Star Trek II: The Wrath of Khan
"Of my friend, I can only say this: Of all the souls I have encountered in my travels, his was the most... human." Screens as part of the PDX Drive-in Movie Spectacular; more at expocenter.org. Portland Expo Center.
Straight Outta Compton
In one of Straight Outta Compton's most powerful shots, two men walk toward a police line. Held between them are a blue and a red bandana, knotted together, signifying unity in the face of a common enemy. It's part of a scene that recreates the chaos of the Rodney King riots, the political event that cuts closest to the heart of what N.W.A. represented, and continues to represent, as the country stumbles along a crooked path of institutionalized oppression. It's depressing how relevant "Fuck tha Police" still is, and that makes Straight Outta Compton essential viewing. MARJORIE SKINNER Various Theaters
Good movies can sometimes give off a hum—a feeling that the energy and chemistry on screen can't be constrained by the edges of the frame. Tangerine fits this description and then some, creating a kinetic rush with enough spillover juice to light up LA for a year. While chock-full of innovations both welcome (a story about transgender characters, played by transgender performers) and potentially eye-strainingly worrisome (the movie was shot entirely on tricked-out, stabilized iPhones), the main takeaway is just how alive it seems. ANDREW WRIGHT Academy Theater, Laurelhurst Theater.
The Thief of Bagdad
Douglas Fairbanks' 1924 silent fantasy classic is a dreamlike spin on tales from the Arabian Nights with Fairbanks at his rascally, athletic best. While this beautiful, long film isn't as iconic as the groundbreaking 1940 remake, it has every right to be. NED LANNAMANN Hollywood Theatre.
Top Down: Rooftop Cinema
The NW Film Center's rooftop screening series, held on top of the Hotel deLuxe's parking garage. Screening Thurs Aug 20 is Strangers on a Train; screening Thurs Aug 27 is Monty Python's The Meaning of Life. More at nwfilm.org. Hotel deLuxe.
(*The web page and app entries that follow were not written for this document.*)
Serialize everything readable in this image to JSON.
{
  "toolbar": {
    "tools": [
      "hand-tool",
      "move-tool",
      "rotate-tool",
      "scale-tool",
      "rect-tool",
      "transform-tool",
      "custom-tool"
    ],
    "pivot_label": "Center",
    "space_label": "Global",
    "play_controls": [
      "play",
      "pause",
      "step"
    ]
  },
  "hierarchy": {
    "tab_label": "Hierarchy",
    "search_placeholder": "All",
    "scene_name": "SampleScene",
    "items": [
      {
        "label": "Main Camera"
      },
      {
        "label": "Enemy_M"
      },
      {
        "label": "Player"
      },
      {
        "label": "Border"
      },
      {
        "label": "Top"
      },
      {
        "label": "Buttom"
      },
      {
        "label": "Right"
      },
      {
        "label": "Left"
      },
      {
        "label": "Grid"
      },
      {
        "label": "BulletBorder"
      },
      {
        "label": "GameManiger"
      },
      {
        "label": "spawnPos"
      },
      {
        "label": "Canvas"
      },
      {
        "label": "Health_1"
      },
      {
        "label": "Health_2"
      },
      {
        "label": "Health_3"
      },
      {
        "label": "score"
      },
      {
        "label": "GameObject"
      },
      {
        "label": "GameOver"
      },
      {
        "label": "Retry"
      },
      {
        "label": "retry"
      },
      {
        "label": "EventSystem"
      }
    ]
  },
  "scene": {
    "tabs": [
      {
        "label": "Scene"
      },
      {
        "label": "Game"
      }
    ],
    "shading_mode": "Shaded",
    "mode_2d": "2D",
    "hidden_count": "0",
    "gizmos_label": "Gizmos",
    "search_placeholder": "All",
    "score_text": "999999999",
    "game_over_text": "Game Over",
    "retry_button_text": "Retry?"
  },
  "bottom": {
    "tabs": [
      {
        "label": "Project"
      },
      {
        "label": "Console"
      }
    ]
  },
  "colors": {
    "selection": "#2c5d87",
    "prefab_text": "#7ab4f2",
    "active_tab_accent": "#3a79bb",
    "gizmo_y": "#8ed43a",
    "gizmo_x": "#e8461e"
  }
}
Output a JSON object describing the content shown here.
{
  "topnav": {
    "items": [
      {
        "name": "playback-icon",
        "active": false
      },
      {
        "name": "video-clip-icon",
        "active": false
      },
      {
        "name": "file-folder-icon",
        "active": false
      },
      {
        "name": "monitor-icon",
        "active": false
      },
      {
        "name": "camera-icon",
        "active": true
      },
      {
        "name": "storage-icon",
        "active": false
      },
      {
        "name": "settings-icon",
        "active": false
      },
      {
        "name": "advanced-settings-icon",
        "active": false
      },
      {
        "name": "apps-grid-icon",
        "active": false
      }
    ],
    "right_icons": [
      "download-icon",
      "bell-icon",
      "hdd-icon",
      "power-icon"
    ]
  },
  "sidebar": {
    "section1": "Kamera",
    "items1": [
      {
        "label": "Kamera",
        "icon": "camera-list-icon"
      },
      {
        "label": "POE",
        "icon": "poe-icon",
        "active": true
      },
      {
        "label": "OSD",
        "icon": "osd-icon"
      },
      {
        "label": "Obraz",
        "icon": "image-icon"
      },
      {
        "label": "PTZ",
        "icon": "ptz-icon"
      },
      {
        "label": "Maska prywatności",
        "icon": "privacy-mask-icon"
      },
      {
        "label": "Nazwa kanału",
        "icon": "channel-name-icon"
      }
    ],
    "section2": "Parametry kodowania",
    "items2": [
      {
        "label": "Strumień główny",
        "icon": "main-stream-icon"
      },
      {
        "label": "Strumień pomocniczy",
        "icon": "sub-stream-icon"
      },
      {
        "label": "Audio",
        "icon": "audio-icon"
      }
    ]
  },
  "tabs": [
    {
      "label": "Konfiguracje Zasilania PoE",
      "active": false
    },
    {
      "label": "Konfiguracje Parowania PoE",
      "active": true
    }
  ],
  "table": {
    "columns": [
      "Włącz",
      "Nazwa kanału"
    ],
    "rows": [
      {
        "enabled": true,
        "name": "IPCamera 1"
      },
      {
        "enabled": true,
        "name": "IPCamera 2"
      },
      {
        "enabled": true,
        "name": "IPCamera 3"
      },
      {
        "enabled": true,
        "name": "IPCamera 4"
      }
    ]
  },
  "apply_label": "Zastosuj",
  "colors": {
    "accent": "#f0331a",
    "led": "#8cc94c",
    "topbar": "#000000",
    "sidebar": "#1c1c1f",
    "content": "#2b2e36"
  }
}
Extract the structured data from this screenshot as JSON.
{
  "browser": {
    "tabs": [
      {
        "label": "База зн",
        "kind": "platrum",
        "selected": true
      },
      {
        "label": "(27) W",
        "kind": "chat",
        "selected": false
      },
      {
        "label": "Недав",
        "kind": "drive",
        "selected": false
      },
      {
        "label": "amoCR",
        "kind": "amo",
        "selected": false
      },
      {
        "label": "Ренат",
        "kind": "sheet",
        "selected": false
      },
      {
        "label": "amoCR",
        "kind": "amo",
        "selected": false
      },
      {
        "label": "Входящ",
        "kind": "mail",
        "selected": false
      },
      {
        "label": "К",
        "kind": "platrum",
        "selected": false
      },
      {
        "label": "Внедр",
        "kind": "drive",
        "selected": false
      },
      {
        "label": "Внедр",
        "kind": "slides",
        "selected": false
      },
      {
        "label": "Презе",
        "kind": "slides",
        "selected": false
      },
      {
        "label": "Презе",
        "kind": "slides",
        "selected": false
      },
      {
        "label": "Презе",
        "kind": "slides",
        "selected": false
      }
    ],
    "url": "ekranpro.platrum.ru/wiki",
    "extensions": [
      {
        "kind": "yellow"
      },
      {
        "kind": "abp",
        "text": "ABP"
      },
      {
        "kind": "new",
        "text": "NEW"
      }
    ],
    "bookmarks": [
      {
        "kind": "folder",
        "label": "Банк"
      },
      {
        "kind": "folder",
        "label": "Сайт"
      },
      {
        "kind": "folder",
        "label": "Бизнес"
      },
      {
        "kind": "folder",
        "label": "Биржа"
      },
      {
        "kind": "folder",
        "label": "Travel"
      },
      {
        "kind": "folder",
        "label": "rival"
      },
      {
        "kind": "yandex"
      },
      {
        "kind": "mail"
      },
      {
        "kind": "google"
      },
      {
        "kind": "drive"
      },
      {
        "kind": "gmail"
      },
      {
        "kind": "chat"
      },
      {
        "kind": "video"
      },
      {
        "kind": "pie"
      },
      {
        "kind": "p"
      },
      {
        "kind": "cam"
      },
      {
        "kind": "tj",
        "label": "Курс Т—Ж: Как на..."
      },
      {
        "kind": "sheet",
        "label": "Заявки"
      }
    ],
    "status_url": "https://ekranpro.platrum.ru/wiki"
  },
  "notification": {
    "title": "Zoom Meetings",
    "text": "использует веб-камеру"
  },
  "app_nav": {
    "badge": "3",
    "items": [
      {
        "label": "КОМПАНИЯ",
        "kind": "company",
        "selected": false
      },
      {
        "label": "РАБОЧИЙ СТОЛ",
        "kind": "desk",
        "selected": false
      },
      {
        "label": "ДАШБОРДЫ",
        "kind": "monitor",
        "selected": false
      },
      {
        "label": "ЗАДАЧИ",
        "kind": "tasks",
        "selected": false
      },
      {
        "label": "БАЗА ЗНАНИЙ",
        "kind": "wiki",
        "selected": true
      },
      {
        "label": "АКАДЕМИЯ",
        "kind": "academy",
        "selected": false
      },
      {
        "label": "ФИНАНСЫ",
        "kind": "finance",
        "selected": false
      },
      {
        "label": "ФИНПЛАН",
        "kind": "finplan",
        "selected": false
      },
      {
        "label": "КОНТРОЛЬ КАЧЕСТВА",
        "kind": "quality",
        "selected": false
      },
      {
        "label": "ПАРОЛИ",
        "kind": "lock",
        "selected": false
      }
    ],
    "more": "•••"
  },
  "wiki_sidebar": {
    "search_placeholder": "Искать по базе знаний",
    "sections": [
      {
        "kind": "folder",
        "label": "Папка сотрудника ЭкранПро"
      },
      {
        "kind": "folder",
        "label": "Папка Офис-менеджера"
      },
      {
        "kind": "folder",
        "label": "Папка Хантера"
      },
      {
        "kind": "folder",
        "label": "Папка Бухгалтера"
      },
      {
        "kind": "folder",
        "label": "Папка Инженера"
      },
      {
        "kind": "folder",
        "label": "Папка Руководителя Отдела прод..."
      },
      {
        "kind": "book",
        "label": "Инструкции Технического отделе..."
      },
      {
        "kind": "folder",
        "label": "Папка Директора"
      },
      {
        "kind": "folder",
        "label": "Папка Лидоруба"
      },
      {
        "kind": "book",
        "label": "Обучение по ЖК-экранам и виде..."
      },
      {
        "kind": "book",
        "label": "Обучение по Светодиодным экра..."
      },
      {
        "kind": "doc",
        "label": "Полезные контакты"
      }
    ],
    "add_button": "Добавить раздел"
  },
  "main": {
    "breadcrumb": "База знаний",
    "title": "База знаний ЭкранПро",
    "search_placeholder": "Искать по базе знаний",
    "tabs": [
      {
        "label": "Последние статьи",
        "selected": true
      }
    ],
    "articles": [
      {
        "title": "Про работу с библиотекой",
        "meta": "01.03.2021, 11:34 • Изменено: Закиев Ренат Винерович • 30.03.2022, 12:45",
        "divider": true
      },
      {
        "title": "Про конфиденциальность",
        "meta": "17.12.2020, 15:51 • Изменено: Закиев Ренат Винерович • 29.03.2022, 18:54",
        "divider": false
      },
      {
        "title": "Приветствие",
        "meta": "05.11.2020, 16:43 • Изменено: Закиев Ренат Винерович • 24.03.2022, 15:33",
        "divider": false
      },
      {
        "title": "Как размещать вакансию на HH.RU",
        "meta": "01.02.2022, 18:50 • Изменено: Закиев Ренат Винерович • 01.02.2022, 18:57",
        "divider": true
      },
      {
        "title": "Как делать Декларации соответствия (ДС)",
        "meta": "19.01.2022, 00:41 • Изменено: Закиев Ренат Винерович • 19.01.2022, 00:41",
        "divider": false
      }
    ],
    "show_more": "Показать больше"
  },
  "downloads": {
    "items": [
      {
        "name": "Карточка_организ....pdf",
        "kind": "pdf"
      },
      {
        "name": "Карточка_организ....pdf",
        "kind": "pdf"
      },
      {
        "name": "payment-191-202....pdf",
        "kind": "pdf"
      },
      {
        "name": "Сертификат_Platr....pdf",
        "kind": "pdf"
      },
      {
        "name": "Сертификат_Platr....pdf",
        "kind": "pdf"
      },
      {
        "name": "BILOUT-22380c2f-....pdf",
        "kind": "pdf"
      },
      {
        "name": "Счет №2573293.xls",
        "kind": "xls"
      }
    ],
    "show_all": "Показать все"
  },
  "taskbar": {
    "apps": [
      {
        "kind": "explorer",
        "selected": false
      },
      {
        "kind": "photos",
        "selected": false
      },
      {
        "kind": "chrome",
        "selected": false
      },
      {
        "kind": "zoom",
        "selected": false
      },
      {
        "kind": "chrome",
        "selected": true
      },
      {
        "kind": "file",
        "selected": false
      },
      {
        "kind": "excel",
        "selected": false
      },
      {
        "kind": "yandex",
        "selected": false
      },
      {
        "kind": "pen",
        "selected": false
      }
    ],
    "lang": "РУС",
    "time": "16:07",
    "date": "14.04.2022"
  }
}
Amy Schumer fans should take heart: I'm with you. As far as I'm concerned, she's a national treasure, so it's weird to see her sharp-edged humor dulled by a movie that essentially hews to a classic boy-meets-girl-plus-problem format. MEGAN BURBANK Various Theaters
See My, What a Busy Week!, this issue. Hollywood Theatre.